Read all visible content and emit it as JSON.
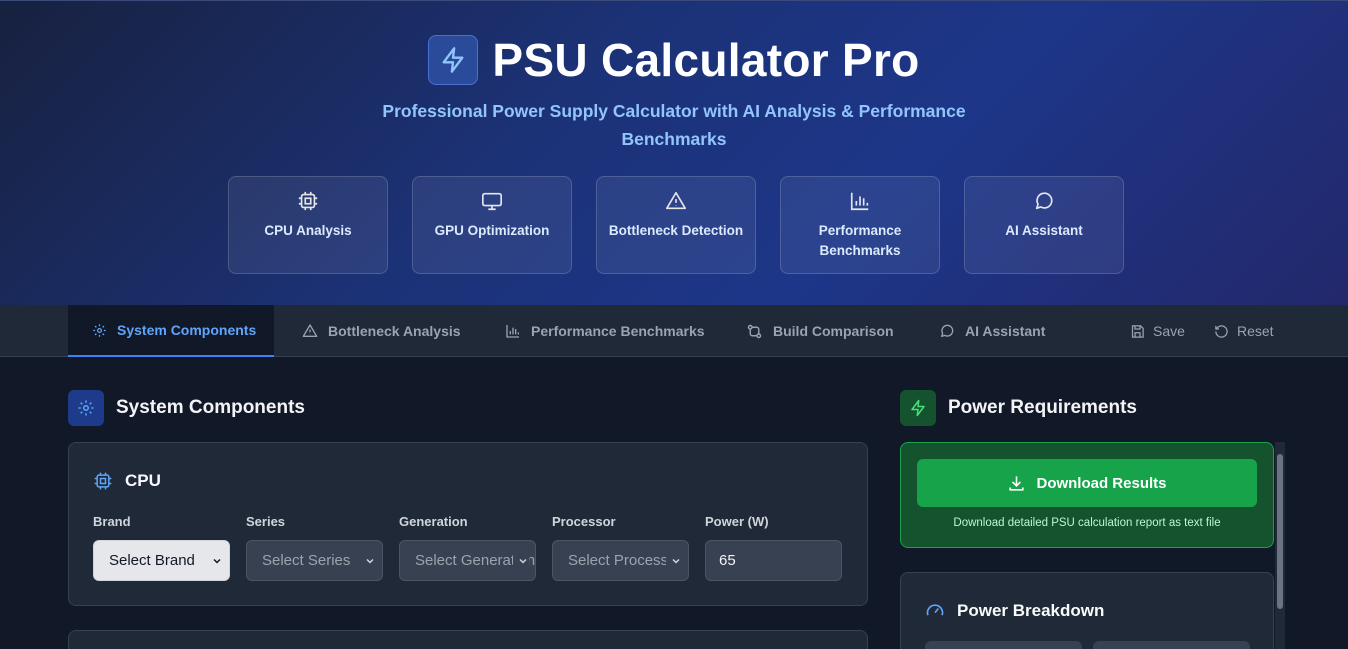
{
  "header": {
    "title": "PSU Calculator Pro",
    "subtitle": "Professional Power Supply Calculator with AI Analysis & Performance Benchmarks",
    "features": [
      {
        "label": "CPU Analysis",
        "icon": "cpu-icon"
      },
      {
        "label": "GPU Optimization",
        "icon": "monitor-icon"
      },
      {
        "label": "Bottleneck Detection",
        "icon": "warning-icon"
      },
      {
        "label": "Performance Benchmarks",
        "icon": "bar-chart-icon"
      },
      {
        "label": "AI Assistant",
        "icon": "chat-icon"
      }
    ]
  },
  "nav": {
    "tabs": [
      {
        "label": "System Components",
        "icon": "gear-icon",
        "active": true
      },
      {
        "label": "Bottleneck Analysis",
        "icon": "warning-icon"
      },
      {
        "label": "Performance Benchmarks",
        "icon": "bar-chart-icon"
      },
      {
        "label": "Build Comparison",
        "icon": "compare-icon"
      },
      {
        "label": "AI Assistant",
        "icon": "chat-icon"
      }
    ],
    "save_label": "Save",
    "reset_label": "Reset"
  },
  "components": {
    "title": "System Components",
    "cpu": {
      "title": "CPU",
      "fields": [
        {
          "label": "Brand",
          "value": "Select Brand"
        },
        {
          "label": "Series",
          "value": "Select Series"
        },
        {
          "label": "Generation",
          "value": "Select Generation"
        },
        {
          "label": "Processor",
          "value": "Select Processor"
        },
        {
          "label": "Power (W)",
          "value": "65"
        }
      ]
    }
  },
  "power": {
    "title": "Power Requirements",
    "download_label": "Download Results",
    "download_note": "Download detailed PSU calculation report as text file",
    "breakdown_title": "Power Breakdown"
  },
  "colors": {
    "accent": "#3b82f6",
    "success": "#16a34a",
    "background": "#111827"
  }
}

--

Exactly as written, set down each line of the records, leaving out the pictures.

# Result of this task
Read all visible content and emit it as JSON.
{
  "header": {
    "title": "PSU Calculator Pro",
    "subtitle": "Professional Power Supply Calculator with AI Analysis & Performance Benchmarks",
    "features": [
      {
        "label": "CPU Analysis",
        "icon": "cpu-icon"
      },
      {
        "label": "GPU Optimization",
        "icon": "monitor-icon"
      },
      {
        "label": "Bottleneck Detection",
        "icon": "warning-icon"
      },
      {
        "label": "Performance Benchmarks",
        "icon": "bar-chart-icon"
      },
      {
        "label": "AI Assistant",
        "icon": "chat-icon"
      }
    ]
  },
  "nav": {
    "tabs": [
      {
        "label": "System Components",
        "icon": "gear-icon",
        "active": true
      },
      {
        "label": "Bottleneck Analysis",
        "icon": "warning-icon"
      },
      {
        "label": "Performance Benchmarks",
        "icon": "bar-chart-icon"
      },
      {
        "label": "Build Comparison",
        "icon": "compare-icon"
      },
      {
        "label": "AI Assistant",
        "icon": "chat-icon"
      }
    ],
    "save_label": "Save",
    "reset_label": "Reset"
  },
  "components": {
    "title": "System Components",
    "cpu": {
      "title": "CPU",
      "fields": [
        {
          "label": "Brand",
          "value": "Select Brand"
        },
        {
          "label": "Series",
          "value": "Select Series"
        },
        {
          "label": "Generation",
          "value": "Select Generation"
        },
        {
          "label": "Processor",
          "value": "Select Processor"
        },
        {
          "label": "Power (W)",
          "value": "65"
        }
      ]
    }
  },
  "power": {
    "title": "Power Requirements",
    "download_label": "Download Results",
    "download_note": "Download detailed PSU calculation report as text file",
    "breakdown_title": "Power Breakdown"
  },
  "colors": {
    "accent": "#3b82f6",
    "success": "#16a34a",
    "background": "#111827"
  }
}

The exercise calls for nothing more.